Some annual reports are worth reading

Is there anything more dreadful to read than an annual report? Most are nothing but endless pages of meaningless numbers, hokey photos, and mindless marketing blather. Well, the Berkshire Hathaway annual report stands in sharp contrast to the norm, particularly in Warren Buffett's annual "Chairman's Letter." Not only is the writing clear and informative, but Buffett's folksy, disarming style makes it a downright entertaining read. The following are excerpts from the 1998 report and Buffett's Owner's Manual (both available online at, with Joe Mansueto's take on how specific policies and practices at Morningstar are attributable to Buffett's business philosophy.


"Most of our directors have a major portion of their net worth invested in the company. We eat our own cooking. (My partner) Charlie (Munger's) family has 90% or more of its net worth in Berkshire shares. ... My wife, Susie, and I have more than 99%. ... Charlie and I cannot promise you results. But we can guarantee that your financial fortunes will move in lockstep with ours."

Mansueto: It shouldn't be a surprise that I have 99% of my net worth in Morningstar. But the way I get everyone else here to share in the risk is through stock options, which everyone is eligible for after two years. This promotes the idea that we're all on the same side of the table, that our motivations are the same.


"Remember Wagner, whose music has been described as better than it sounds? Well, Berkshire's progress in 1998 ... was not as good as it looks. ... Several of the public companies in which we have major investments experienced significant operating shortfalls. ... Consequently, our equity portfolio did not perform nearly as well as did the S& P 500."

Mansueto: I see this as a model for communicating with your various business partners. It goes 360 degrees, from employees to shareholders to customers. We don't fiddle with our financials to make our business seem better than reality. We don't "manage" our earnings. We just portray our business performance as accurately as possible.


"In 1998 ... we wrote a $30 million check to the government to pay an SEC fee tied to the new shares created by (one acquisition). We understand that this payment set an SEC record. Charlie and I are enormous admirers of what the Commission has accomplished for American investors. We would rather, however, have found another way to show our admiration."

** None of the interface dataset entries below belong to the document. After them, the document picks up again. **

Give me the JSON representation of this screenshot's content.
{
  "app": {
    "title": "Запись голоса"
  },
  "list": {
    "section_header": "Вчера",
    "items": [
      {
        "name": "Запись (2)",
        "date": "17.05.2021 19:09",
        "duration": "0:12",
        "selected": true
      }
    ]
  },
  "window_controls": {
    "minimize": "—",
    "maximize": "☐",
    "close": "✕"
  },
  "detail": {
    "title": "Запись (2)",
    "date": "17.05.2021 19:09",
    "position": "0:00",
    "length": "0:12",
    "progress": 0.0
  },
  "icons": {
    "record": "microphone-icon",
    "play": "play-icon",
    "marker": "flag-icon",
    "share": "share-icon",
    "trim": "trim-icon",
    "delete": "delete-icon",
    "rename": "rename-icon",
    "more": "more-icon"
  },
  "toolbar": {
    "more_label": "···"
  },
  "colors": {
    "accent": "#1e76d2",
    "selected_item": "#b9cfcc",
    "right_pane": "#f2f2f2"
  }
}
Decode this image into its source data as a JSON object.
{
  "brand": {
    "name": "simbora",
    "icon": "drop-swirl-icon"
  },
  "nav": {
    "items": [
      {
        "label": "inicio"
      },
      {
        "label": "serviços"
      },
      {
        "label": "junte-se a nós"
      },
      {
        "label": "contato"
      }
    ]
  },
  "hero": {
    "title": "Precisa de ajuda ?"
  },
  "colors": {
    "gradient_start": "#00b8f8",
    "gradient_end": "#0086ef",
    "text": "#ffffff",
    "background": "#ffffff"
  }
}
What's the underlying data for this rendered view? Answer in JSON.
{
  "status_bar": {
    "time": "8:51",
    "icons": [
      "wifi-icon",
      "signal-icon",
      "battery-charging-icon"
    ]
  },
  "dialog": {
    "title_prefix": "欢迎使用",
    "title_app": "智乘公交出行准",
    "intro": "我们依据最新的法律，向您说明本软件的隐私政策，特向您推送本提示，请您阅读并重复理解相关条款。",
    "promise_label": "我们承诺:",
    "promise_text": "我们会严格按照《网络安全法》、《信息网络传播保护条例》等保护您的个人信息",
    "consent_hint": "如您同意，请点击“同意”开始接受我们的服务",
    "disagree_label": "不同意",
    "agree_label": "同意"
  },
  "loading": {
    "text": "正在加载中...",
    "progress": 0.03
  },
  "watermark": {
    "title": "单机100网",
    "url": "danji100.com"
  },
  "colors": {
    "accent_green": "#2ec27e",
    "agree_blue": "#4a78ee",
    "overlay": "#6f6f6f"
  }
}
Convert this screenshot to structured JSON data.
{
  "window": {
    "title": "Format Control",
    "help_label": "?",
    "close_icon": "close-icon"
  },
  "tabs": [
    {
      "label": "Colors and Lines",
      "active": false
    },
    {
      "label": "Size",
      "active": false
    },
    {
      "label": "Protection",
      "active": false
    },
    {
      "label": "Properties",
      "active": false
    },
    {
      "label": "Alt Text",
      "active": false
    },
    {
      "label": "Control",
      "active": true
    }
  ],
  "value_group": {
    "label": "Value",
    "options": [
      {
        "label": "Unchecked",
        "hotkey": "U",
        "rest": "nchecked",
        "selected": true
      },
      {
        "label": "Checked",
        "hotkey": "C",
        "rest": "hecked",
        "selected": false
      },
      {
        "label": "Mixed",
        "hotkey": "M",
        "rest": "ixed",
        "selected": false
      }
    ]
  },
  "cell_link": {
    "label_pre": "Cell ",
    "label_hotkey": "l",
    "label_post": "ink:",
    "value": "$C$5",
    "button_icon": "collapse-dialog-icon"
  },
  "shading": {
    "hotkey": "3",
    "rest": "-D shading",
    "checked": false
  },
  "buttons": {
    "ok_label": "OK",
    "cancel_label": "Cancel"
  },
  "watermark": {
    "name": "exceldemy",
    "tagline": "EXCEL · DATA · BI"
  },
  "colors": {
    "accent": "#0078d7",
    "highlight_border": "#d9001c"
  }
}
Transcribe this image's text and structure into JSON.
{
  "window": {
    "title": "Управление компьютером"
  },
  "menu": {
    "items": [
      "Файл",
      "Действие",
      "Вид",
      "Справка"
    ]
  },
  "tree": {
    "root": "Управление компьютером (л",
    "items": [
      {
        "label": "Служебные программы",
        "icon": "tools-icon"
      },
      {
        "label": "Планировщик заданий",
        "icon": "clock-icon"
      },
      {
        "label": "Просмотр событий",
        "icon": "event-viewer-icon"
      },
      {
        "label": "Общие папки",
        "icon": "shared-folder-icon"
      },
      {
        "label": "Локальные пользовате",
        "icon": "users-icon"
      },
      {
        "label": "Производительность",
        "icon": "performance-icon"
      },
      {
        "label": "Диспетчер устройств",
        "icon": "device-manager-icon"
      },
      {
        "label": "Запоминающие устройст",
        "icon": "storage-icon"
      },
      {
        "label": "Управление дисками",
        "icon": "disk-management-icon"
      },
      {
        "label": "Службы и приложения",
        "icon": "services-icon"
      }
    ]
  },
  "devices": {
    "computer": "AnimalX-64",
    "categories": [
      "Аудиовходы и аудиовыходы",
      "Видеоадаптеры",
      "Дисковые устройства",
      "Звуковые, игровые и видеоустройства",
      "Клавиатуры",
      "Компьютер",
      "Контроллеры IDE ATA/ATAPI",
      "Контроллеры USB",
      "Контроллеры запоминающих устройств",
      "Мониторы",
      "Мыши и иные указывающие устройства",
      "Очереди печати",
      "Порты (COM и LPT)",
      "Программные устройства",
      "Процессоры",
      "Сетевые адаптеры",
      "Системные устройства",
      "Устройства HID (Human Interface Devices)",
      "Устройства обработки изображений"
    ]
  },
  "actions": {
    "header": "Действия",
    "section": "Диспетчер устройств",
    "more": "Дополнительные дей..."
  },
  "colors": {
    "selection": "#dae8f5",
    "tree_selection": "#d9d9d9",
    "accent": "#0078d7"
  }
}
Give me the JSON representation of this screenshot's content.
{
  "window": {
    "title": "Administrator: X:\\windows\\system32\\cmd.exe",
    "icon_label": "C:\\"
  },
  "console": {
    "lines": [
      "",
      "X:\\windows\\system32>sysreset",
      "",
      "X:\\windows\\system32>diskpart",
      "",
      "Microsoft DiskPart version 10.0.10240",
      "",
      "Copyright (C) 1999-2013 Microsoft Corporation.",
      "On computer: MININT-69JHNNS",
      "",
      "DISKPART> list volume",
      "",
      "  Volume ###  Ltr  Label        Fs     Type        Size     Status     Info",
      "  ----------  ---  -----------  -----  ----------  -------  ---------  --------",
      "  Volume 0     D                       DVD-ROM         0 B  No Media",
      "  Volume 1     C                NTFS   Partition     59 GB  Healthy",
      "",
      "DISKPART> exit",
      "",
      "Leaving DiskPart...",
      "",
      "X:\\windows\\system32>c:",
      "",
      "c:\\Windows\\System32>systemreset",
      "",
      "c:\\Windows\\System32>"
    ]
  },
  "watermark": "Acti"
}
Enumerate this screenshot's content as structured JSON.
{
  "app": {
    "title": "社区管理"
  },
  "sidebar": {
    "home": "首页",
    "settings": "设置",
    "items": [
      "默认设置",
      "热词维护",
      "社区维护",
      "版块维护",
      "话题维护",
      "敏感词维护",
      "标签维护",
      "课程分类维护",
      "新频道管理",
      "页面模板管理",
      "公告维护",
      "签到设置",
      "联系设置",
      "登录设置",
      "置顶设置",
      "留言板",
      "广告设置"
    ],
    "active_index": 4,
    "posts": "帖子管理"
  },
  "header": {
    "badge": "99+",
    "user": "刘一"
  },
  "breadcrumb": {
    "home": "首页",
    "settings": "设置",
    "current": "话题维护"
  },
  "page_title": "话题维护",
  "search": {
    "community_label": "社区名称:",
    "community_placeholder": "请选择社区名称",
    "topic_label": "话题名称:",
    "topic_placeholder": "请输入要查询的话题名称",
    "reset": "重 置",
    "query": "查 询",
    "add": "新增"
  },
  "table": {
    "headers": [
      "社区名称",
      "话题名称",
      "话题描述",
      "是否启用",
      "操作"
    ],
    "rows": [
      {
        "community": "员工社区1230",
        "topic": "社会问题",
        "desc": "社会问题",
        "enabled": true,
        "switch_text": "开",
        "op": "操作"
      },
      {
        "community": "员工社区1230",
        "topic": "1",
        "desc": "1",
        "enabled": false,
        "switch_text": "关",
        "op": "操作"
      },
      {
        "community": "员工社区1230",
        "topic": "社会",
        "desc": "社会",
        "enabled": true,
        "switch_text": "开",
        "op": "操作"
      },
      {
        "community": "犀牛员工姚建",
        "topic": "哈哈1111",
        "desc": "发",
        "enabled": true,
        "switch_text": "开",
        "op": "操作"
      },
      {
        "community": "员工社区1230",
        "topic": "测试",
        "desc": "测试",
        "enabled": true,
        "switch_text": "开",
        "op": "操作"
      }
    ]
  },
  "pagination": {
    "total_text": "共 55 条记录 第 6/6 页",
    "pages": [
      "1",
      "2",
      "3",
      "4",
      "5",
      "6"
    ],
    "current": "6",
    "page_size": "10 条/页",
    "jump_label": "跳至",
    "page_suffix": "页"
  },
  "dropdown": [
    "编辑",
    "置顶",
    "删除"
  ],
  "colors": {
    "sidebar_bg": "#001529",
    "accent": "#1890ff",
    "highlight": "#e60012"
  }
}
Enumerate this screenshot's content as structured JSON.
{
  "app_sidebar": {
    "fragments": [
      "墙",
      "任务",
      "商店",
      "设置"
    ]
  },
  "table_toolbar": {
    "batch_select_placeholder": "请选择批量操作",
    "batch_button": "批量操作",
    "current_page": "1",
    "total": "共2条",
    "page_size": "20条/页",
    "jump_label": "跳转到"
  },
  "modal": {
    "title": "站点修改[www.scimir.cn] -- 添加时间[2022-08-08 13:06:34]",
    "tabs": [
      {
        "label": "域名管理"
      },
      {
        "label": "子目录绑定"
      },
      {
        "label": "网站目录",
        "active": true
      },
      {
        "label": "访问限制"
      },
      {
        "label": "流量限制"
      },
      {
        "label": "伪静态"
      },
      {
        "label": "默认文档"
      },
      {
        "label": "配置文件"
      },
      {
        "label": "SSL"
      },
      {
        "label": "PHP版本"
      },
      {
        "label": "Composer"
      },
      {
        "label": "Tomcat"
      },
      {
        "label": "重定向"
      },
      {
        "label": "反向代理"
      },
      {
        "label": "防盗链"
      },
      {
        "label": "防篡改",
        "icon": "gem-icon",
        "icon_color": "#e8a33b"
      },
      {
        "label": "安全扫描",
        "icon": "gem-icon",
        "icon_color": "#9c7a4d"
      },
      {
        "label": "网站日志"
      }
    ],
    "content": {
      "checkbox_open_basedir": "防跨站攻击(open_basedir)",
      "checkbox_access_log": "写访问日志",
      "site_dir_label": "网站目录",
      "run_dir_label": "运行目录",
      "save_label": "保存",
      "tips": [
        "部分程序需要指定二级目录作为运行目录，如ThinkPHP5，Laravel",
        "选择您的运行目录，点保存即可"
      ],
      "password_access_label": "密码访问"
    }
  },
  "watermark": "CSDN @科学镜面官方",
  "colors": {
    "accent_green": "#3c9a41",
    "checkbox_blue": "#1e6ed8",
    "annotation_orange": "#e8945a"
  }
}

Mansueto: Buffett here is so engaging. That's part of why people are really drawn to him. He tends to relax people. I'm not nearly as funny as Buffett, but one thing I am is casual. So the culture at Morningstar is an extension of my personality, and it's very relaxed.


"Charlie and I have two simple goals in reporting: 1) We want to give you the information that we would wish you to give us if our positions were reversed, and 2) we want to make Berkshire's information accessible to all of you simultaneously. ... Today, many companies ... favor Wall Street analysts and institutional investors in ... ways that often skirt or cross the line of unfairness."

Mansueto: Morningstar is a very egalitarian place. My cube is the same size as the one where the guy who started yesterday sits. But, more meaningfully, we also publish all our financials on our intranet, from the P& L to the balance sheet. Hiding company information fosters resentment and creates two classes: us versus them.